Curious about what technologies and techniques are going to be popular in the coming months and into the next year? Well, our crack team of editors here at dashes.com (that is to say, me) have assembled a list of up-and-coming trends that you should keep an eye on. Call it vocational education for people building Web 2.0.
Some of the overall areas of focus are integration (as always) and front-end technologies that have highly visible impacts on end user experience. People won’t pay for a service or rely on it if it doesn’t have a robust back-end infrastructure, but they’ll be happy to pay for it if the front-end is attractive and at least seems usable.
Here, then, is a random assortment of new web development trends to be ready for in 2006.
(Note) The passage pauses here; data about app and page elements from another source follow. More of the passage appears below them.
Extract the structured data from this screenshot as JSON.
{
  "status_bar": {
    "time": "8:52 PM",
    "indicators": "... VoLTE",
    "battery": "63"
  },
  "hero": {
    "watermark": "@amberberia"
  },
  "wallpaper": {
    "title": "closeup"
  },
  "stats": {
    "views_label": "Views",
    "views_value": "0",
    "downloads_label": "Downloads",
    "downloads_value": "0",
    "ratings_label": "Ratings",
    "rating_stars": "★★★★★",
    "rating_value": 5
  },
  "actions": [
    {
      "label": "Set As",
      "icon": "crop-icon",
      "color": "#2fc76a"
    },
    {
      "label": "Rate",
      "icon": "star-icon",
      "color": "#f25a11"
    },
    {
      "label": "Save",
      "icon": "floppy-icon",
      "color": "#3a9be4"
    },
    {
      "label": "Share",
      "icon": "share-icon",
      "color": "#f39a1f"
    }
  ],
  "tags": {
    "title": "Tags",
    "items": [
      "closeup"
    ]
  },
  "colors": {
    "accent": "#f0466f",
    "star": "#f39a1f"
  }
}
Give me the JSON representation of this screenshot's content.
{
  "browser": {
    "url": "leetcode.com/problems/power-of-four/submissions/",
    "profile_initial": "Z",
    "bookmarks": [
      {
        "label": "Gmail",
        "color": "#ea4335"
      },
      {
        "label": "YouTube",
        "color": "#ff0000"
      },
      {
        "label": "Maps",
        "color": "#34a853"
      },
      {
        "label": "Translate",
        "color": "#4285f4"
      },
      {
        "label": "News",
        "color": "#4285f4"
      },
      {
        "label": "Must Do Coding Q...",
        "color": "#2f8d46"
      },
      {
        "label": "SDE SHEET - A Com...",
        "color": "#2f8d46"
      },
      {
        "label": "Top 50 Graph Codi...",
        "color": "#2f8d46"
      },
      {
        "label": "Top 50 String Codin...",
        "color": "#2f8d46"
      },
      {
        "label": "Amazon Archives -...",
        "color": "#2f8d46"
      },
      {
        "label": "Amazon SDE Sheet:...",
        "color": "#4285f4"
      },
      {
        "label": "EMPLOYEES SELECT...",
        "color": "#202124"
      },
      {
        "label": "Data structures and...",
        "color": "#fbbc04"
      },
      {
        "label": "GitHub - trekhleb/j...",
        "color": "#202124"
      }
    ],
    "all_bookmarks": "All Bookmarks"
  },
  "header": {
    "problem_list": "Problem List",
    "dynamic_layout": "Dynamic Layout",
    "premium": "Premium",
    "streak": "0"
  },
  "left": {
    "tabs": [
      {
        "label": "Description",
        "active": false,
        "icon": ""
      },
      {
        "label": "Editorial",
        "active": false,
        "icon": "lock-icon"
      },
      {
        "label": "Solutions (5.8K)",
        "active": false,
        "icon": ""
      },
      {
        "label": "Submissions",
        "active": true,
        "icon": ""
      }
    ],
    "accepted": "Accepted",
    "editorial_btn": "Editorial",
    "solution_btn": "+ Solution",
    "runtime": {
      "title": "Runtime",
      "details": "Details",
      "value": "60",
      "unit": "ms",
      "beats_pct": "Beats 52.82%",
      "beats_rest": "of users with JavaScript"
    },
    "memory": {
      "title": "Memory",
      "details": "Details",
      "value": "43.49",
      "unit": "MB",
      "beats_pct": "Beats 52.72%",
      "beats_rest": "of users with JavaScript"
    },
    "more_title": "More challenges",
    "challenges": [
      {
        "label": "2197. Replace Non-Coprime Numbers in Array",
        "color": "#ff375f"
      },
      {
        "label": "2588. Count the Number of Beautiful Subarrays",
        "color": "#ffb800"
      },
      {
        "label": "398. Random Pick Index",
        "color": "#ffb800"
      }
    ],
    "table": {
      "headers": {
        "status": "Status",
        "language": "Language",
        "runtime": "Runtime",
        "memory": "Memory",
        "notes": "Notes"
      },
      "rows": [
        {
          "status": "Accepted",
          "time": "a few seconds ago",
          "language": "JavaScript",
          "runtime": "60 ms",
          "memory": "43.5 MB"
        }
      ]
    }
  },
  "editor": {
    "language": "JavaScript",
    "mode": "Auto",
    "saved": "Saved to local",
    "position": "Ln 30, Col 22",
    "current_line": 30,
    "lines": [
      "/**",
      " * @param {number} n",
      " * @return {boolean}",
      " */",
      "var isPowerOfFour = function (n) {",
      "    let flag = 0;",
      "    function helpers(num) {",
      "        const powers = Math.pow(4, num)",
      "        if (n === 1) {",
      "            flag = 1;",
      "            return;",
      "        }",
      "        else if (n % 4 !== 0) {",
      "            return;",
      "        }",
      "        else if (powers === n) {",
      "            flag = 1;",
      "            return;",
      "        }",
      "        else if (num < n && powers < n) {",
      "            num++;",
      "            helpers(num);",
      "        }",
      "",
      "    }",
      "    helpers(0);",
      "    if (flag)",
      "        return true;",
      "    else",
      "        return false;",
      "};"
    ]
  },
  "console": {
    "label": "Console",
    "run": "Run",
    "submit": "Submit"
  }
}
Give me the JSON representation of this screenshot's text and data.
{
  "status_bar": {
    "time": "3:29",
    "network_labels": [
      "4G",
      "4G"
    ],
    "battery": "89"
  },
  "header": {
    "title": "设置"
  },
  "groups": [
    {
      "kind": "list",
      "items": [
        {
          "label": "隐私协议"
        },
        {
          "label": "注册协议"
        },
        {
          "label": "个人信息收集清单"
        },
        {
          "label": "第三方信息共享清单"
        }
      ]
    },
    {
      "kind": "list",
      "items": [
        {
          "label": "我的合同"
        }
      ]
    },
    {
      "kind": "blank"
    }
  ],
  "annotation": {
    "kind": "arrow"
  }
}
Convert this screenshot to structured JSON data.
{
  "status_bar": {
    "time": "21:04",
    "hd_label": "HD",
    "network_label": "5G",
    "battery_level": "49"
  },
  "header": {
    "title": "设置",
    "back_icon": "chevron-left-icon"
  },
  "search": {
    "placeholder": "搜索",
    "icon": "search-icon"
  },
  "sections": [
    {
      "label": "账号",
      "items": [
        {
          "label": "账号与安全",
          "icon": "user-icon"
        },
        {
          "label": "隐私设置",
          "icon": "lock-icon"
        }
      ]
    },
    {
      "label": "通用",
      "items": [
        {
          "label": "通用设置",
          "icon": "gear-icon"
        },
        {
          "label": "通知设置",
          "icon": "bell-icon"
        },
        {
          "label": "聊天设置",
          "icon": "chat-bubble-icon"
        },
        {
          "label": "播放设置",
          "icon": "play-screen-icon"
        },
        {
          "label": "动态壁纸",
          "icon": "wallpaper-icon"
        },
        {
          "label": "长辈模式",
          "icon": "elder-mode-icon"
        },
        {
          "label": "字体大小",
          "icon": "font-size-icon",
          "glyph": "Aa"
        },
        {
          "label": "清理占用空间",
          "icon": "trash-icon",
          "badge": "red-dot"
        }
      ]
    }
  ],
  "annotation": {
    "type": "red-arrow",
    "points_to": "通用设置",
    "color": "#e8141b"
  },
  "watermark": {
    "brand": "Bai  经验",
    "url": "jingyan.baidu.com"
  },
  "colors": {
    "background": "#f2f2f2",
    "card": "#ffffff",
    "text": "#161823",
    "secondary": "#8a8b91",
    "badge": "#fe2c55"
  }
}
These technologies go by a lot of names, but in general, dampening is the softening of a user interface through gradual transition instead of immediate state changes. The demand for dampening reflects the front-end focus that is being rediscovered in web applications, but it can require server-side changes in order to enable some effects. The best-marketed example of dampening is the yellow fade technique, but overall, user interface elements will be sliding and collapsing instead of simply disappearing.
Key influences on the user experience here are things like the iPod screen backlight fading out instead of merely shutting off, or soft-close doors on newer automobiles.
What’s the quick synopsis? How ’bout building a form dynamically by doing this:
var html =
; html.head.title = "Hello, World."; html.body.form.@name = "hello"; html.body.form.@action = "test.php"; html.body.form.@method = "post"; html.body.form.@onclick = "return foo();"; html.body.form.input = ""; html.body.form.input.@name = "Submit";
Why will you want to use JSON to send the data your application is managing? Broad language support. It’s simple to read and write. It’s designed for transporting structs in a manner that your programming language is used to. And despite the comparisons, don’t let anyone frame it as an us vs. them thing: It’s just a smart way to handle your data, and it works well with XML: you can just transform to/from XML when needed. There’s even a JSON-RPC if you’re so inclined.
- Good ole’ XHTML and CSS:
Call me old-fashioned, but the basics are always in style. Plenty of sites still haven’t had the time, resources, or education to move to standards-based design, but even fewer applications have made the move. Just as many corporate sites relaunched with valid markup, many web apps for intranets or public consumption will be restyling themselves with well-matched tags. In a Greasemonkey-enabled web, it’s going to be more important than ever to have a reliable structure that you can hang new behaviors on.
Let people get to work quicker, even while the whizzy stuff is loading in the background, and you’ll never be accused of forgetting that half the people on the web in the United States are still on dial-up.
- The Atom API:
The fuss (and flamewars) were always over the feed format, but the interesting part of Atom has always been the API, or the Atom Publishing Protocol, if you want to be formal. Now that the feed format is an IETF standard, there’s a solid enough spec to start planning for how the API will be built on that core. And with over twenty million blogs already supporting pre-release versions of the spec, it’s extremely likely that investing in familiarity with the API now will give you a heads-up in 2006. Pretty much everyone will be clamoring for their applications to connect to blogs via Atom as it gets added to the standards-compliance checklist.
- Helping Ruby Grow Up:
Everybody loves Ruby on Rails, except those who think it’s overhyped. Regardless of where you stand on the best-since-sliced-bread/kills-puppies-for-breakfast continuum, there’s a lot of development and even deployment happening on the Ruby platform. But key parts of the infrastructure are missing. Localization? Internationalization? They’re a f18king pain. Scaling up servers to handle really large applications or high-demand situations? Nobody’s really done that at a global scale yet. Interop with other languages? Aside from the “it’s all just XML!” form of interoperability, there’s a lot of unsolved problems here.
While everyone else is just learning the language and oohing and aahing over the elegance of the framework, you can be digging into the hard problems behind the applications and take advantage of a wide-open opportunity.
Okay, this one’s not a technology. But geeks really need to learn how to explain their skills, the benefits of their skills, and the business advantages provided by those benefits. Knowing half a dozen programming languages won’t help you if you can’t communicate with the people who want to hire you. And your language/platform/development environment of choice won’t succeed unless you do a great job of evangelizing it and promoting it to others, including non-technical people.
First, be an expert with a technology. Second, be even better at explaining the value of that technology. If you can do those things, it doesn’t matter which of the items you pick off of the list above.
The Bottom Line
If you have a friend who’s looking to change jobs, or know a disgruntled person who’s been laid off and Lou Dobbs has convinced him to blame Indian engineers for it, send them this list, and check back with them in a few months to see if they’ve taken the time to learn some new skills. No whining, just go do some reading. Buy some O’Reilly books or Google up some docs online, and then get hacking. By the time you’re good enough to start posting your sample applications, employers will be searching for your blog just to find the talent they need.
Got more ideas of what should we should be studying up on? Feel free to comment.